(Input data begins)

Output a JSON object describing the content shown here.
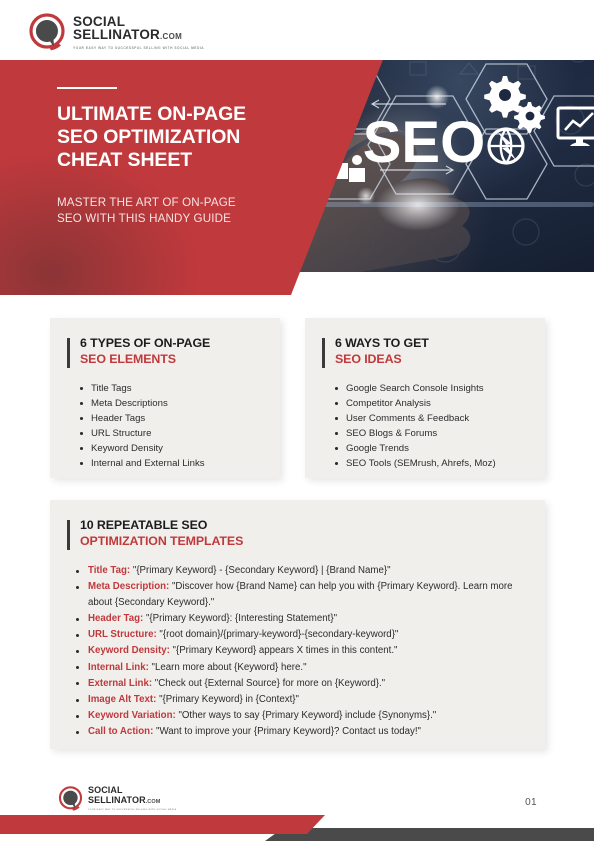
{
  "brand": {
    "logo_icon": "speech-bubble-logo-icon",
    "name_line1": "SOCIAL",
    "name_line2": "SELLINATOR",
    "domain_suffix": ".COM",
    "tagline": "YOUR EASY WAY TO SUCCESSFUL SELLING WITH SOCIAL MEDIA",
    "accent_color": "#C0393C",
    "dark_color": "#4A4A4A"
  },
  "hero": {
    "title_line1": "ULTIMATE ON-PAGE",
    "title_line2": "SEO OPTIMIZATION",
    "title_line3": "CHEAT SHEET",
    "subtitle_line1": "MASTER THE ART OF ON-PAGE",
    "subtitle_line2": "SEO WITH THIS HANDY GUIDE",
    "image_alt": "hand touching hexagonal SEO icons",
    "image_center_text": "SEO",
    "image_icons": [
      "target-icon",
      "people-icon",
      "gears-icon",
      "globe-refresh-icon",
      "chart-monitor-icon"
    ]
  },
  "cards": [
    {
      "head_line1": "6 TYPES OF ON-PAGE",
      "head_line2": "SEO ELEMENTS",
      "items": [
        "Title Tags",
        "Meta Descriptions",
        "Header Tags",
        "URL Structure",
        "Keyword Density",
        "Internal and External Links"
      ]
    },
    {
      "head_line1": "6 WAYS TO GET",
      "head_line2": "SEO IDEAS",
      "items": [
        "Google Search Console Insights",
        "Competitor Analysis",
        "User Comments & Feedback",
        "SEO Blogs & Forums",
        "Google Trends",
        "SEO Tools (SEMrush, Ahrefs, Moz)"
      ]
    }
  ],
  "templates": {
    "head_line1": "10 REPEATABLE SEO",
    "head_line2": "OPTIMIZATION TEMPLATES",
    "items": [
      {
        "label": "Title Tag:",
        "text": "\"{Primary Keyword} - {Secondary Keyword} | {Brand Name}\""
      },
      {
        "label": "Meta Description:",
        "text": "\"Discover how {Brand Name} can help you with {Primary Keyword}. Learn more about {Secondary Keyword}.\""
      },
      {
        "label": "Header Tag:",
        "text": "\"{Primary Keyword}: {Interesting Statement}\""
      },
      {
        "label": "URL Structure:",
        "text": "\"{root domain}/{primary-keyword}-{secondary-keyword}\""
      },
      {
        "label": "Keyword Density:",
        "text": "\"{Primary Keyword} appears X times in this content.\""
      },
      {
        "label": "Internal Link:",
        "text": "\"Learn more about {Keyword} here.\""
      },
      {
        "label": "External Link:",
        "text": "\"Check out {External Source} for more on {Keyword}.\""
      },
      {
        "label": "Image Alt Text:",
        "text": "\"{Primary Keyword} in {Context}\""
      },
      {
        "label": "Keyword Variation:",
        "text": "\"Other ways to say {Primary Keyword} include {Synonyms}.\""
      },
      {
        "label": "Call to Action:",
        "text": "\"Want to improve your {Primary Keyword}? Contact us today!\""
      }
    ]
  },
  "footer": {
    "page_number": "01"
  }
}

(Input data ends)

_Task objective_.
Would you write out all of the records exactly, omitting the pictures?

_Solution for this exercise_.
Output a JSON object describing the content shown here.
{
  "brand": {
    "logo_icon": "speech-bubble-logo-icon",
    "name_line1": "SOCIAL",
    "name_line2": "SELLINATOR",
    "domain_suffix": ".COM",
    "tagline": "YOUR EASY WAY TO SUCCESSFUL SELLING WITH SOCIAL MEDIA",
    "accent_color": "#C0393C",
    "dark_color": "#4A4A4A"
  },
  "hero": {
    "title_line1": "ULTIMATE ON-PAGE",
    "title_line2": "SEO OPTIMIZATION",
    "title_line3": "CHEAT SHEET",
    "subtitle_line1": "MASTER THE ART OF ON-PAGE",
    "subtitle_line2": "SEO WITH THIS HANDY GUIDE",
    "image_alt": "hand touching hexagonal SEO icons",
    "image_center_text": "SEO",
    "image_icons": [
      "target-icon",
      "people-icon",
      "gears-icon",
      "globe-refresh-icon",
      "chart-monitor-icon"
    ]
  },
  "cards": [
    {
      "head_line1": "6 TYPES OF ON-PAGE",
      "head_line2": "SEO ELEMENTS",
      "items": [
        "Title Tags",
        "Meta Descriptions",
        "Header Tags",
        "URL Structure",
        "Keyword Density",
        "Internal and External Links"
      ]
    },
    {
      "head_line1": "6 WAYS TO GET",
      "head_line2": "SEO IDEAS",
      "items": [
        "Google Search Console Insights",
        "Competitor Analysis",
        "User Comments & Feedback",
        "SEO Blogs & Forums",
        "Google Trends",
        "SEO Tools (SEMrush, Ahrefs, Moz)"
      ]
    }
  ],
  "templates": {
    "head_line1": "10 REPEATABLE SEO",
    "head_line2": "OPTIMIZATION TEMPLATES",
    "items": [
      {
        "label": "Title Tag:",
        "text": "\"{Primary Keyword} - {Secondary Keyword} | {Brand Name}\""
      },
      {
        "label": "Meta Description:",
        "text": "\"Discover how {Brand Name} can help you with {Primary Keyword}. Learn more about {Secondary Keyword}.\""
      },
      {
        "label": "Header Tag:",
        "text": "\"{Primary Keyword}: {Interesting Statement}\""
      },
      {
        "label": "URL Structure:",
        "text": "\"{root domain}/{primary-keyword}-{secondary-keyword}\""
      },
      {
        "label": "Keyword Density:",
        "text": "\"{Primary Keyword} appears X times in this content.\""
      },
      {
        "label": "Internal Link:",
        "text": "\"Learn more about {Keyword} here.\""
      },
      {
        "label": "External Link:",
        "text": "\"Check out {External Source} for more on {Keyword}.\""
      },
      {
        "label": "Image Alt Text:",
        "text": "\"{Primary Keyword} in {Context}\""
      },
      {
        "label": "Keyword Variation:",
        "text": "\"Other ways to say {Primary Keyword} include {Synonyms}.\""
      },
      {
        "label": "Call to Action:",
        "text": "\"Want to improve your {Primary Keyword}? Contact us today!\""
      }
    ]
  },
  "footer": {
    "page_number": "01"
  }
}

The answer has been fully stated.